WORK REQUIRED: Repeat the records verbatim and leave the pictures out of your copy.

INPUT FOR THIS TASK:
──────────

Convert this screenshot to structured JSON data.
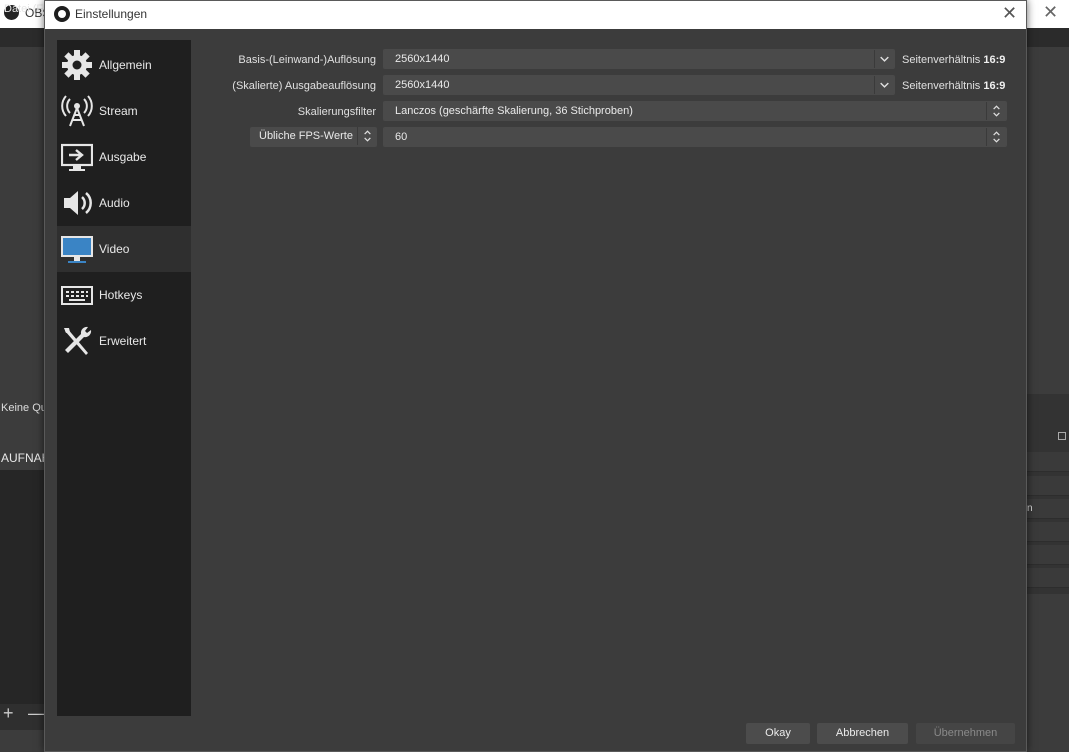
{
  "background_window": {
    "title": "OBS",
    "menu_first": "Datei (F",
    "keine_text": "Keine Qu",
    "aufnahme_text": "AUFNAH",
    "right_fragment": "n"
  },
  "dialog": {
    "title": "Einstellungen"
  },
  "sidebar": {
    "items": [
      {
        "label": "Allgemein",
        "icon": "gear-icon"
      },
      {
        "label": "Stream",
        "icon": "antenna-icon"
      },
      {
        "label": "Ausgabe",
        "icon": "output-monitor-icon"
      },
      {
        "label": "Audio",
        "icon": "speaker-icon"
      },
      {
        "label": "Video",
        "icon": "monitor-icon",
        "selected": true
      },
      {
        "label": "Hotkeys",
        "icon": "keyboard-icon"
      },
      {
        "label": "Erweitert",
        "icon": "tools-icon"
      }
    ]
  },
  "video": {
    "base_resolution_label": "Basis-(Leinwand-)Auflösung",
    "base_resolution_value": "2560x1440",
    "base_aspect_label": "Seitenverhältnis",
    "base_aspect_value": "16:9",
    "output_resolution_label": "(Skalierte) Ausgabeauflösung",
    "output_resolution_value": "2560x1440",
    "output_aspect_label": "Seitenverhältnis",
    "output_aspect_value": "16:9",
    "scale_filter_label": "Skalierungsfilter",
    "scale_filter_value": "Lanczos (geschärfte Skalierung, 36 Stichproben)",
    "fps_type_value": "Übliche FPS-Werte",
    "fps_value": "60"
  },
  "buttons": {
    "ok": "Okay",
    "cancel": "Abbrechen",
    "apply": "Übernehmen"
  }
}
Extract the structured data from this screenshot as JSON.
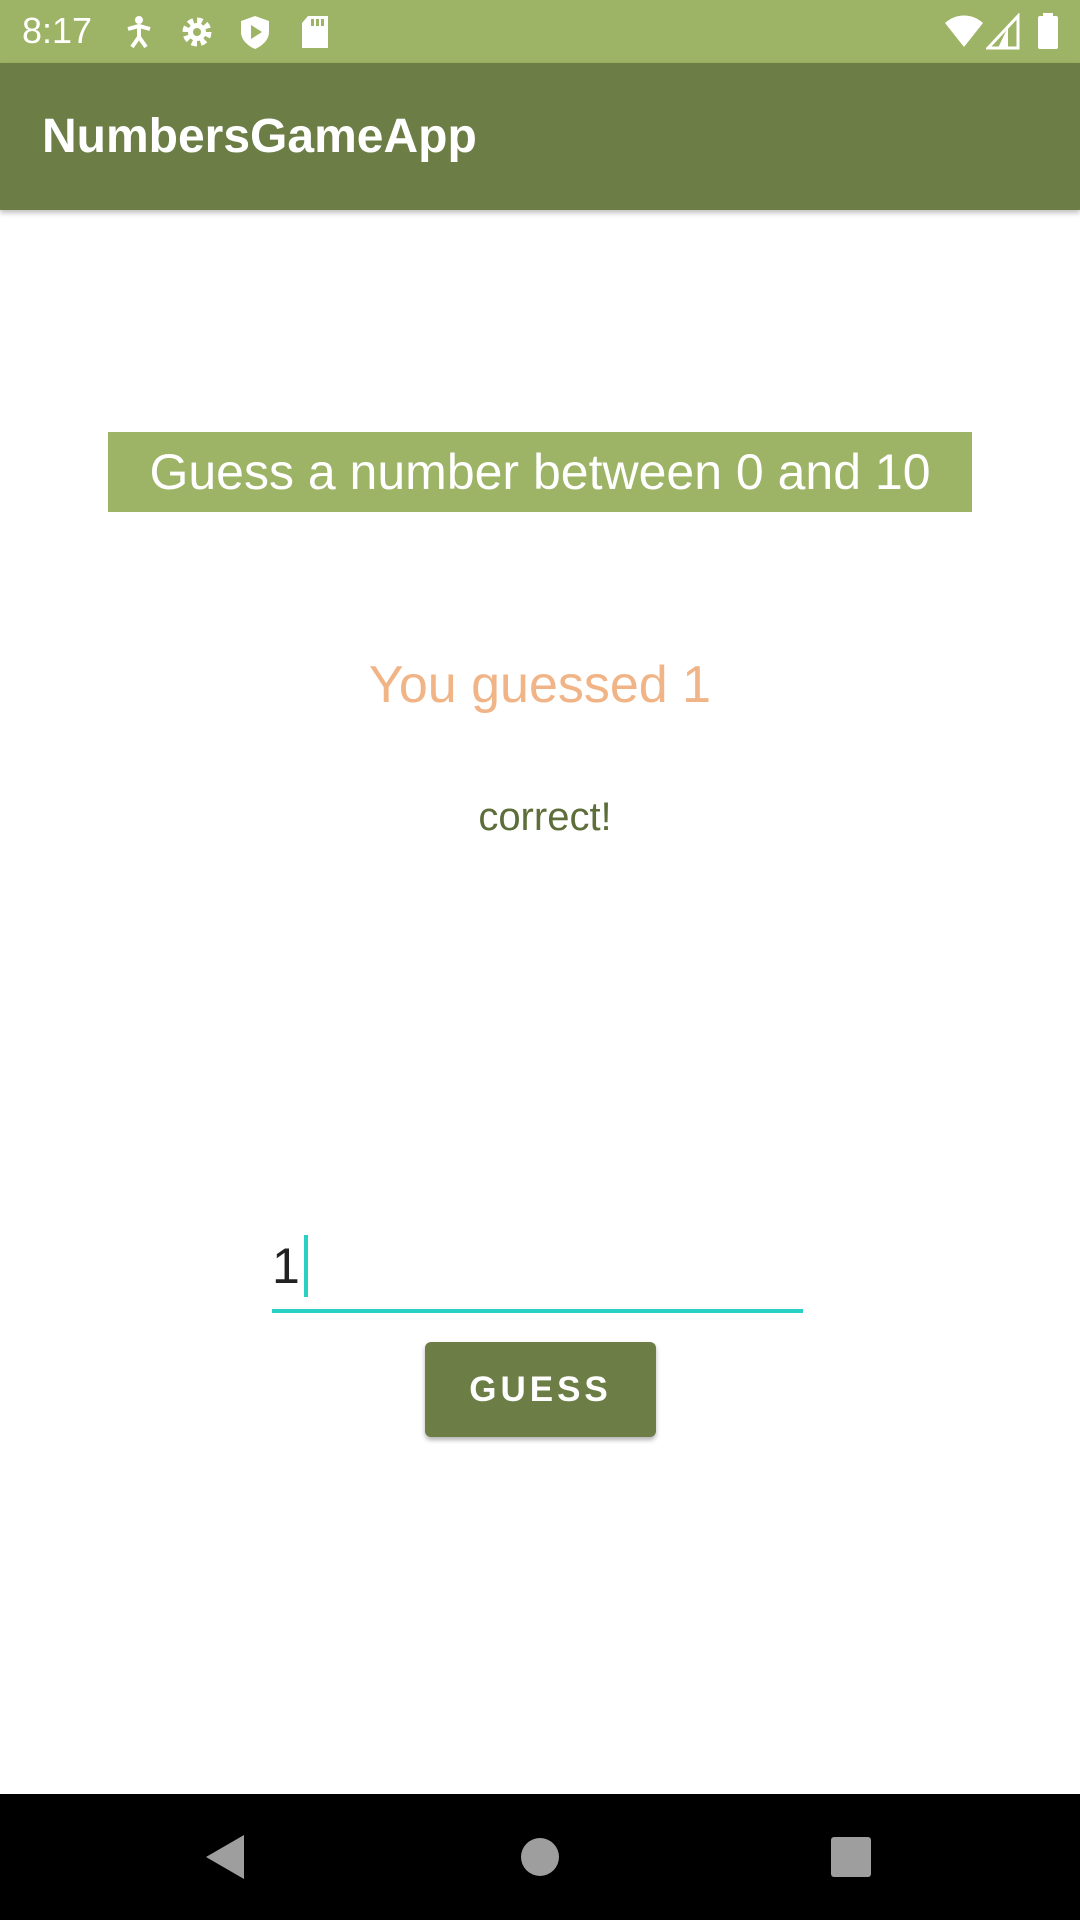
{
  "status_bar": {
    "time": "8:17",
    "left_icons": [
      "accessibility-icon",
      "gear-icon",
      "shield-play-icon",
      "sd-card-icon"
    ],
    "right_icons": [
      "wifi-icon",
      "cell-signal-icon",
      "battery-icon"
    ]
  },
  "app_bar": {
    "title": "NumbersGameApp"
  },
  "main": {
    "prompt": "Guess a number between 0 and 10",
    "guess_echo": "You guessed 1",
    "result": "correct!",
    "input_value": "1",
    "guess_button_label": "GUESS"
  },
  "nav_bar": {
    "icons": [
      "back-icon",
      "home-icon",
      "recents-icon"
    ]
  },
  "colors": {
    "status_bar": "#9db365",
    "app_bar": "#6c7e46",
    "banner": "#9db365",
    "guess_echo": "#f0b487",
    "result": "#5e6e3a",
    "input_accent": "#2ad0c4",
    "button": "#6c7e46"
  }
}
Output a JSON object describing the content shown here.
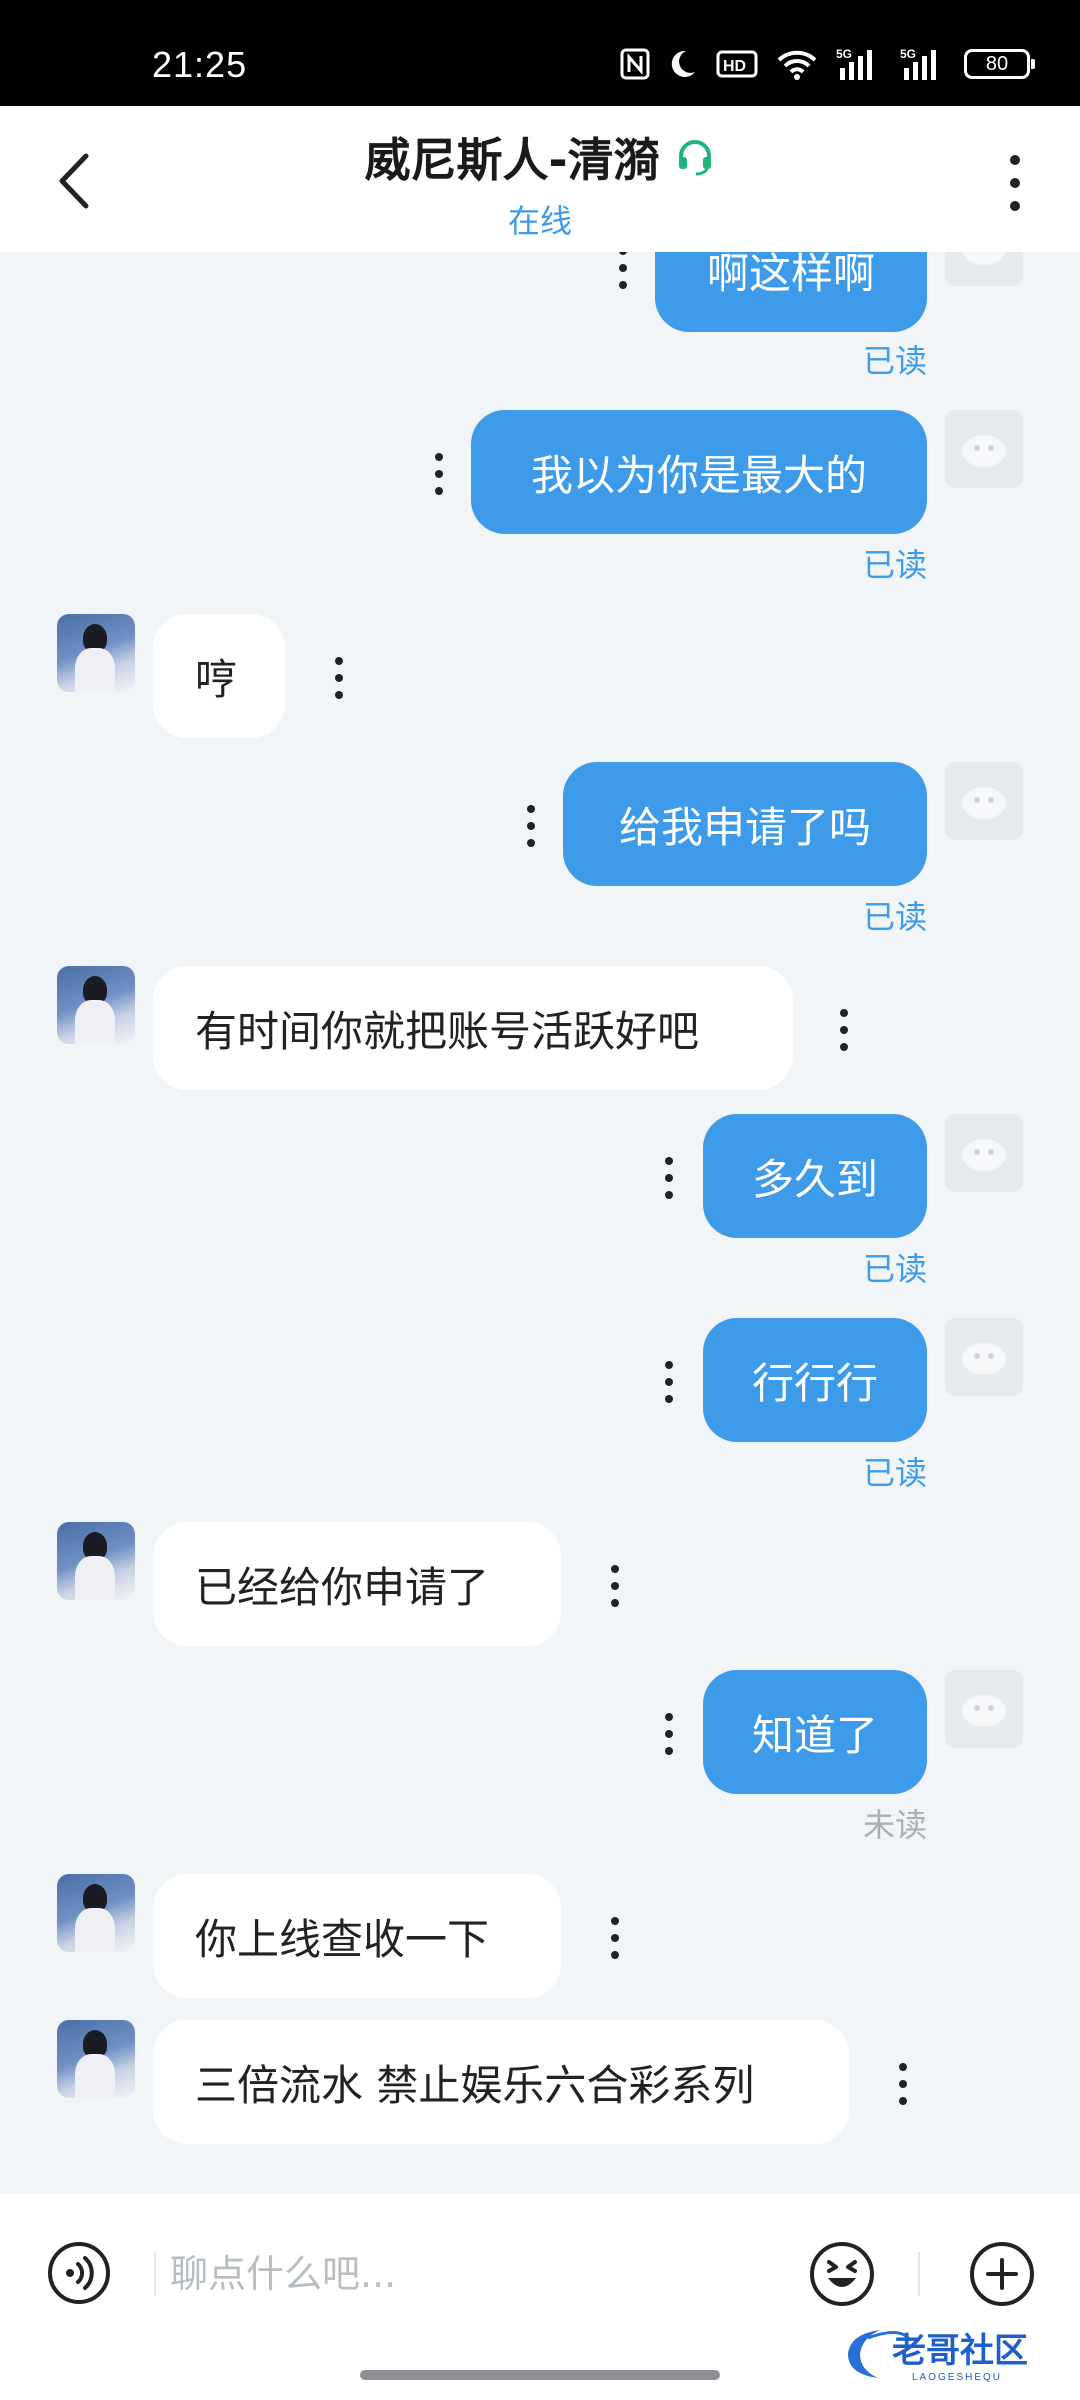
{
  "status_bar": {
    "time": "21:25",
    "battery": "80",
    "icons": [
      "nfc-icon",
      "moon-icon",
      "hd-icon",
      "wifi-icon",
      "signal-5g-icon",
      "signal-5g-icon",
      "battery-icon"
    ]
  },
  "header": {
    "title": "威尼斯人-清漪",
    "status": "在线",
    "title_badge_icon": "headset-icon"
  },
  "messages": [
    {
      "side": "out",
      "text": "啊这样啊",
      "receipt": "已读"
    },
    {
      "side": "out",
      "text": "我以为你是最大的",
      "receipt": "已读"
    },
    {
      "side": "in",
      "text": "哼"
    },
    {
      "side": "out",
      "text": "给我申请了吗",
      "receipt": "已读"
    },
    {
      "side": "in",
      "text": "有时间你就把账号活跃好吧"
    },
    {
      "side": "out",
      "text": "多久到",
      "receipt": "已读"
    },
    {
      "side": "out",
      "text": "行行行",
      "receipt": "已读"
    },
    {
      "side": "in",
      "text": "已经给你申请了"
    },
    {
      "side": "out",
      "text": "知道了",
      "receipt": "未读"
    },
    {
      "side": "in",
      "text": "你上线查收一下"
    },
    {
      "side": "in",
      "text": "三倍流水 禁止娱乐六合彩系列"
    }
  ],
  "input": {
    "placeholder": "聊点什么吧..."
  },
  "watermark": {
    "text": "老哥社区",
    "subtext": "LAOGESHEQU"
  },
  "colors": {
    "accent": "#3d9be9",
    "unread": "#a9afb5",
    "headset": "#1fb57a",
    "background": "#f1f5f7"
  }
}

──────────

ANSWER TO THIS EXERCISE:
Convert this screenshot to structured JSON data.
{
  "background_window": {
    "title": "OBS",
    "menu_first": "Datei (F",
    "keine_text": "Keine Qu",
    "aufnahme_text": "AUFNAH",
    "right_fragment": "n"
  },
  "dialog": {
    "title": "Einstellungen"
  },
  "sidebar": {
    "items": [
      {
        "label": "Allgemein",
        "icon": "gear-icon"
      },
      {
        "label": "Stream",
        "icon": "antenna-icon"
      },
      {
        "label": "Ausgabe",
        "icon": "output-monitor-icon"
      },
      {
        "label": "Audio",
        "icon": "speaker-icon"
      },
      {
        "label": "Video",
        "icon": "monitor-icon",
        "selected": true
      },
      {
        "label": "Hotkeys",
        "icon": "keyboard-icon"
      },
      {
        "label": "Erweitert",
        "icon": "tools-icon"
      }
    ]
  },
  "video": {
    "base_resolution_label": "Basis-(Leinwand-)Auflösung",
    "base_resolution_value": "2560x1440",
    "base_aspect_label": "Seitenverhältnis",
    "base_aspect_value": "16:9",
    "output_resolution_label": "(Skalierte) Ausgabeauflösung",
    "output_resolution_value": "2560x1440",
    "output_aspect_label": "Seitenverhältnis",
    "output_aspect_value": "16:9",
    "scale_filter_label": "Skalierungsfilter",
    "scale_filter_value": "Lanczos (geschärfte Skalierung, 36 Stichproben)",
    "fps_type_value": "Übliche FPS-Werte",
    "fps_value": "60"
  },
  "buttons": {
    "ok": "Okay",
    "cancel": "Abbrechen",
    "apply": "Übernehmen"
  }
}
Extract the structured data from this screenshot as JSON.
{
  "status_bar": {
    "time": "8:17",
    "left_icons": [
      "accessibility-icon",
      "gear-icon",
      "shield-play-icon",
      "sd-card-icon"
    ],
    "right_icons": [
      "wifi-icon",
      "cell-signal-icon",
      "battery-icon"
    ]
  },
  "app_bar": {
    "title": "NumbersGameApp"
  },
  "main": {
    "prompt": "Guess a number between 0 and 10",
    "guess_echo": "You guessed 1",
    "result": "correct!",
    "input_value": "1",
    "guess_button_label": "GUESS"
  },
  "nav_bar": {
    "icons": [
      "back-icon",
      "home-icon",
      "recents-icon"
    ]
  },
  "colors": {
    "status_bar": "#9db365",
    "app_bar": "#6c7e46",
    "banner": "#9db365",
    "guess_echo": "#f0b487",
    "result": "#5e6e3a",
    "input_accent": "#2ad0c4",
    "button": "#6c7e46"
  }
}
Output a JSON object describing the content shown here.
{
  "status_bar": {
    "time": "21:25",
    "battery": "80",
    "icons": [
      "nfc-icon",
      "moon-icon",
      "hd-icon",
      "wifi-icon",
      "signal-5g-icon",
      "signal-5g-icon",
      "battery-icon"
    ]
  },
  "header": {
    "title": "威尼斯人-清漪",
    "status": "在线",
    "title_badge_icon": "headset-icon"
  },
  "messages": [
    {
      "side": "out",
      "text": "啊这样啊",
      "receipt": "已读"
    },
    {
      "side": "out",
      "text": "我以为你是最大的",
      "receipt": "已读"
    },
    {
      "side": "in",
      "text": "哼"
    },
    {
      "side": "out",
      "text": "给我申请了吗",
      "receipt": "已读"
    },
    {
      "side": "in",
      "text": "有时间你就把账号活跃好吧"
    },
    {
      "side": "out",
      "text": "多久到",
      "receipt": "已读"
    },
    {
      "side": "out",
      "text": "行行行",
      "receipt": "已读"
    },
    {
      "side": "in",
      "text": "已经给你申请了"
    },
    {
      "side": "out",
      "text": "知道了",
      "receipt": "未读"
    },
    {
      "side": "in",
      "text": "你上线查收一下"
    },
    {
      "side": "in",
      "text": "三倍流水 禁止娱乐六合彩系列"
    }
  ],
  "input": {
    "placeholder": "聊点什么吧..."
  },
  "watermark": {
    "text": "老哥社区",
    "subtext": "LAOGESHEQU"
  },
  "colors": {
    "accent": "#3d9be9",
    "unread": "#a9afb5",
    "headset": "#1fb57a",
    "background": "#f1f5f7"
  }
}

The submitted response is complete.